• a clock’s condition: a clock in excellent condition will sell for much more than the same clock in average or poor condition. An unrestored or unaltered, all-original, clock with its original case finish; a clock which has its maker’s label or signature intact; a clock with its original glass and decorative elements; a well-preserved, clean, working movement – all can increase the value of a clock considerably. Depending on your collecting goals, you may want to pay less for something in fair condition or more for something in excellent condition.
• a clock’s provenance: if the seller can prove that the clock belonged to a celebrity or someone of historical importance you may want to pay more for the clock.
• identifying marks: if a label, signature, or other marking can tie the clock to a well known clockmaker or manufacturer, you may decide it is worth paying more for that clock than for a similar clock without such documentation. Beware: reproductions of old clock labels can be purchased for a few dollars, signatures can be forged, labels can be switched, works from one clock can be "married" to a different case. Don’t be the victim of an unscrupulous dealer or unknowledgeable seller.
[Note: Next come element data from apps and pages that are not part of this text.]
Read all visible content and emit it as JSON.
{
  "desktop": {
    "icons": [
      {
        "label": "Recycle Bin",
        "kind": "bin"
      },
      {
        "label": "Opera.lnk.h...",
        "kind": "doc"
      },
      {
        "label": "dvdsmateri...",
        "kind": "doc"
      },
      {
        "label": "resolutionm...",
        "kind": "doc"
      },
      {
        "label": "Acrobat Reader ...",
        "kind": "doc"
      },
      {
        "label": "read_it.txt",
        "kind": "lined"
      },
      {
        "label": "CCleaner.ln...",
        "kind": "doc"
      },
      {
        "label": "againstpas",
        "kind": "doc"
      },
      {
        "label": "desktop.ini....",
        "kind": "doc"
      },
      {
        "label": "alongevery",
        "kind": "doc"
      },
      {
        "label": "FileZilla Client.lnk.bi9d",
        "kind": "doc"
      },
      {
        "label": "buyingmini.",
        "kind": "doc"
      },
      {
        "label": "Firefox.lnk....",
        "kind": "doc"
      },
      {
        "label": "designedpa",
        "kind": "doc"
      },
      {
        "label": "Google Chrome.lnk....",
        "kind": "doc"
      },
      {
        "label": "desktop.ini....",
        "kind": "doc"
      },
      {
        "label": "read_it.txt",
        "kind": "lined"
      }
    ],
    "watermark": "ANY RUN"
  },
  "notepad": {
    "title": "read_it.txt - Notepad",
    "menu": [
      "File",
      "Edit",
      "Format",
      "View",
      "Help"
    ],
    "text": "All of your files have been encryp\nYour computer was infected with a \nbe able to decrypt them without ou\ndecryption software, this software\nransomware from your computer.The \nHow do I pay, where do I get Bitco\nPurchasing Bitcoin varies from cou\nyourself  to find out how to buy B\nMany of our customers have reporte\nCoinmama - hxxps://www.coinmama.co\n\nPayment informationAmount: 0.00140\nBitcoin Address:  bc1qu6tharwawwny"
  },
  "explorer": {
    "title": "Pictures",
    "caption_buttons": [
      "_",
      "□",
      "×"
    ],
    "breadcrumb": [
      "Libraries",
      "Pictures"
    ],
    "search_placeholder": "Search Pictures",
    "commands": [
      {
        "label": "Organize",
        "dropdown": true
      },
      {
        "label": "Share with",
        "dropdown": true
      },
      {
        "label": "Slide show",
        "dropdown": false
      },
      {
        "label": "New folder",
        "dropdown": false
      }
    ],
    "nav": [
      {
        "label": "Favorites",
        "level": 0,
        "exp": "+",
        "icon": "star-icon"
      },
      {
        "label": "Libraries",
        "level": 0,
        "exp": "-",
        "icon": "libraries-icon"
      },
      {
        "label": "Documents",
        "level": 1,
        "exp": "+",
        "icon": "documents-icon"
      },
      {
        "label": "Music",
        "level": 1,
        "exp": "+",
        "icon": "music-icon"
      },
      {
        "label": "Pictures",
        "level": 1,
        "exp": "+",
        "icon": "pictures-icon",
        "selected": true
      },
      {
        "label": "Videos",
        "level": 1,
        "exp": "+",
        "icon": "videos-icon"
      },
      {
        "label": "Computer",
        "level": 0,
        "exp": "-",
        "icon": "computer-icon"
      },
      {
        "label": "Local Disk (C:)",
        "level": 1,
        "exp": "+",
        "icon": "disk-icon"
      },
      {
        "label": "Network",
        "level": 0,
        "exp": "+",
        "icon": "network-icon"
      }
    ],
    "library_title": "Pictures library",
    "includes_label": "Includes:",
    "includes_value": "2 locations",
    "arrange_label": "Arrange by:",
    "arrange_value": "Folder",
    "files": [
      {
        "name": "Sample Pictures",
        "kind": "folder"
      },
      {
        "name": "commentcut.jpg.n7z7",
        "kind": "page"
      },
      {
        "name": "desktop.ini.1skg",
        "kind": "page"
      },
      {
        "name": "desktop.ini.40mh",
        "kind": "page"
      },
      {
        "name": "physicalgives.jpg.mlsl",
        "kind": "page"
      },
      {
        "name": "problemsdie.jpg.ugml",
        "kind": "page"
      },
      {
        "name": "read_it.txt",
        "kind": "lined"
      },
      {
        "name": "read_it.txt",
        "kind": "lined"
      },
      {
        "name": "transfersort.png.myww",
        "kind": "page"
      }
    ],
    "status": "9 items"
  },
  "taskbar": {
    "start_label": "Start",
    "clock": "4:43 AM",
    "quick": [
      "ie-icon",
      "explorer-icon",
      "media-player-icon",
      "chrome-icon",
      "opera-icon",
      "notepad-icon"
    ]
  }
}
Don’t rely only on verbal guarantees – get it in writing!
• resale value: obviously, if you are buying to resell a clock and want to make a profit, you will have to pay less than what you think you can sell it for.
• historical price information: knowing what similar clocks have sold for in the past may help you decide how much to pay.
• guarantees: does the seller offer any guarantees of authenticity, customer satisfaction or money back, offer of credit or time payments, or other enticements buy? You may decide it is worth it to pay a little more for a clock in exchange for guarantees or credit purchases.
• shipping or transportation costs: packing, shipping and insurance costs can add substantially to the price you pay for a clock. Be sure to consider any extra costs associated with your purchase when deciding how much to pay.
• the amount of time you have to buy the clock: if there is an urgent need or time limit to acquire the clock, you may decide to pay more than the lowest price possible.
• the value of your time: how long would it take to find a similar clock at a lower price? Perhaps it won’t make sense to spend another ten hours of comparison shopping just to save $25 or $50.
• a clock’s relative desirability or rarity for its class: it’s always more of a seller’s market for clocks that are considered rare or "hot" right now in the marketplace. You may have to pay a premium to get what you want if it is hard to find or commands a high price.
Buying Antique Clocks - Factors to Consider
Part 2: Where to Buy Antique Clocks
Part 3: Checklist for Buying Antique Clocks
Find out what dealers and collectors have actually paid for antique grandfather, mantel or wall clocks like yours. Covers American, European and Continental clocks of all types.